Impacting Home Energy Efficiency and Your Wallet
Having your home properly air sealed is critical to your energy conservation efforts and greatly impacts your utility bills. You can save up to 30% of your energy costs by air sealing multiple points of your home where energy losses occur. Additionally, air leaks are also a major cause of discomfort, moisture problems and even poor air quality.
Where Air Leakage Occurs
The US Department of Energy shows how much air leakage occurs in various locations of an average American home:
- Ceiling, Walls and Floors – 31%
- Ducts – 15%
- Fireplace – 14%
- Plumbing Penetrations – 13%
- Doors – 11%
- Windows – 10%
- Fans and Vents – 4%
- Electrical Outlets – 2%
These figures provide you with the most important areas to target for air sealing. Pinpointing the exact locations of air loss and assess your entire home’s energy consumption and waste, and recommend ways to improve your home’s energy efficiency.
Exterior of Your Home
The exterior of your home is often referred to as the “envelope” or the “shell”. Sealing your home against air filtration (air leaking in from the outside) and air ex-filtration (air leaking from inside of the house to the outside) helps to reduce your energy expenditures.
As a homeowner, you can greatly improve your home’s energy efficiency by sealing as many entry points as possible. Check seams between the top of the foundation wall and the wood framing, doors and windows, along baseboards, through electrical receptacles and switches mounted on exterior walls, fireplaces, laundry chutes, attic hatchway doors and pull-down stairs, whole-house fan installations and pipe and wire penetrations.
To test for air leaks using a “blower-door test” to accurately measure air leakage of your house. The test is done by temporarily de-pressurizing the house to get an accurate measurement of how much air is entering the house through cracks, gaps and holes.
Interior of Your Home
To ensure that air doesn’t leak from the outside of your home to the inside, check the following:
- Baseboards and Floors: Any gaps left between baseboards and hard floors can be filled with latex caulk.
- Gaskets: Check switches and electrical outlets – they may feel cold or you may feel a cold draft. You can block these drafts form the inside of your house by installing inexpensive insulated gaskets. (Caution: to avoid electrical shock, remove the covers from switches and receptacles only after you have shut off the power.)
- Recessed Ceiling Lights: Older types of recessed lighting can be extremely leaky and difficult to make airtight. Often, the best solution is to build an airtight box of flame-resistant material (i.e. sheet metal or drywall) at least 3 inches larger the light’s housing to cover the portion of the fixture that is in the attic. You will need to pay attention to fire code regulations.

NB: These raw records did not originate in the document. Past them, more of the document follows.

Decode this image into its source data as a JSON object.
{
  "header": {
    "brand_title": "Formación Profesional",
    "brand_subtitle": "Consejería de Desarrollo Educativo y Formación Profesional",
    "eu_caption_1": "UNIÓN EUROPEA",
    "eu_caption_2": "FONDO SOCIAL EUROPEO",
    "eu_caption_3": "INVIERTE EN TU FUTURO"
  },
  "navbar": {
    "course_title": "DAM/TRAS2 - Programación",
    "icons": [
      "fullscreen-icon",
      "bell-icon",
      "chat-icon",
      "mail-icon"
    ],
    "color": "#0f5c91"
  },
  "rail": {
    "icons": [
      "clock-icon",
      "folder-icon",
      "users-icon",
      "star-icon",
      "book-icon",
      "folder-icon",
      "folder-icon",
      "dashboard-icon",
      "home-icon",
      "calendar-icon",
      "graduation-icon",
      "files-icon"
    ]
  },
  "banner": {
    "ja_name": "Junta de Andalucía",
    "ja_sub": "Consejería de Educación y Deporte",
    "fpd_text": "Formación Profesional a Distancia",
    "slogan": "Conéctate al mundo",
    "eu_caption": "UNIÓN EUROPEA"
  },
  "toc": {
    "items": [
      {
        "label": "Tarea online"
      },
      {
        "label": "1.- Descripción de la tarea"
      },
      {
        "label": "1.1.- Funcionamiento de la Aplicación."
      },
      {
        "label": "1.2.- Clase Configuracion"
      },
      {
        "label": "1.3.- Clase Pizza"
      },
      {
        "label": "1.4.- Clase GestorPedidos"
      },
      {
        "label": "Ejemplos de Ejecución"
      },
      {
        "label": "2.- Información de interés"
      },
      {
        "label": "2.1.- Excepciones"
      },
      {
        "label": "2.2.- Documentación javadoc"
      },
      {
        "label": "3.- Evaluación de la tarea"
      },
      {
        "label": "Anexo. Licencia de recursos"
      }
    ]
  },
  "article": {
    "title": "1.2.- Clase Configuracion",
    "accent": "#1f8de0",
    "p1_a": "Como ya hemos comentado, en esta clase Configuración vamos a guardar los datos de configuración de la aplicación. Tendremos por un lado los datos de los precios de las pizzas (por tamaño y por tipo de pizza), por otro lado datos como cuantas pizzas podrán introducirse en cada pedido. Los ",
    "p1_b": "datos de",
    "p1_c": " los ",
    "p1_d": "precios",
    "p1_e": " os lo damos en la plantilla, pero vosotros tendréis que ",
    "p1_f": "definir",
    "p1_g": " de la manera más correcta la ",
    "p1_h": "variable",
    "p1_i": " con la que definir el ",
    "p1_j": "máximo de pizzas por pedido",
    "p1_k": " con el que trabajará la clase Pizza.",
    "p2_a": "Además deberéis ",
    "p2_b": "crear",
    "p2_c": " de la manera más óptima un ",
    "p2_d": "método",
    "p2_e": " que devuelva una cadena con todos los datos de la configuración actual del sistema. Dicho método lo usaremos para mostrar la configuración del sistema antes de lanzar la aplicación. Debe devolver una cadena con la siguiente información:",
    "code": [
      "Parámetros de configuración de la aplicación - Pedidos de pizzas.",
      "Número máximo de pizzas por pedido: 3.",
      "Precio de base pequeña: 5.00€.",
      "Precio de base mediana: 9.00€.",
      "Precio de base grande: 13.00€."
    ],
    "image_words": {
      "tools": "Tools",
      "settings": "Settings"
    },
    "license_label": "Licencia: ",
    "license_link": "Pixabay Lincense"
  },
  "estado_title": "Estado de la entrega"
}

- Attic Floor: The top floor ceiling in your home acts as a containment barrier to rising warm air. Any small hole or a gap in that area will create an outlet for warm air to escape. As the air exits through the top floor ceiling, it will create a slight negative pressure inside your house and the air leaving will need to be replaced. That air will come from the outside of the house and will need to be heated – requiring additional use of your furnace, which costs you money. Checking for cracks, holes of small openings in the attic floor will result in substantial energy savings.
- Fireplace: Careful sealing of this area is often neglected, and gaps around fireplaces allow heated or cooled air to escape the house easily. Check around your fireplace with a good flashlight to see if there are any holes that need to be sealed with spray foam, fireproof caulk or other filler.
- Weather stripping: Checking the weather stripping around your doors will not only keep the drafts out of your home – it will keep your heating and cooling bills under control.
- Attic: Sealing and insulating your attic is one of the most critical steps to ensuring that your home is properly air sealed. Most attics have insulation which helps reduce heat loss. But it won’t stop the air flow. Insulation can actually conceal cracks, gaps and holes through which the pressurized air from your home is driven into the attic. Check for staining in the insulation, which is an indicator of an air leak.
- Chimneys: Building codes mandate a minimum two-inch gap between any flammable material and the masonry or metal. This gap is often left unfilled and it leaves a hole that goes directly from the basement to the attic. The solution is to close the hole with a non-flammable material and fireproof caulk.
- Pull-Down Attic Stairs: This is often the largest hole in the attic floor which can allow a tremendous amount of air to escape. Some estimates state that the hole around a typical pull-down stairs can amount to 40 square inches. Proper sealing is difficult, but adding compressible self-stick foam tape along the upper edges of the plywood door will help reduce air leakage.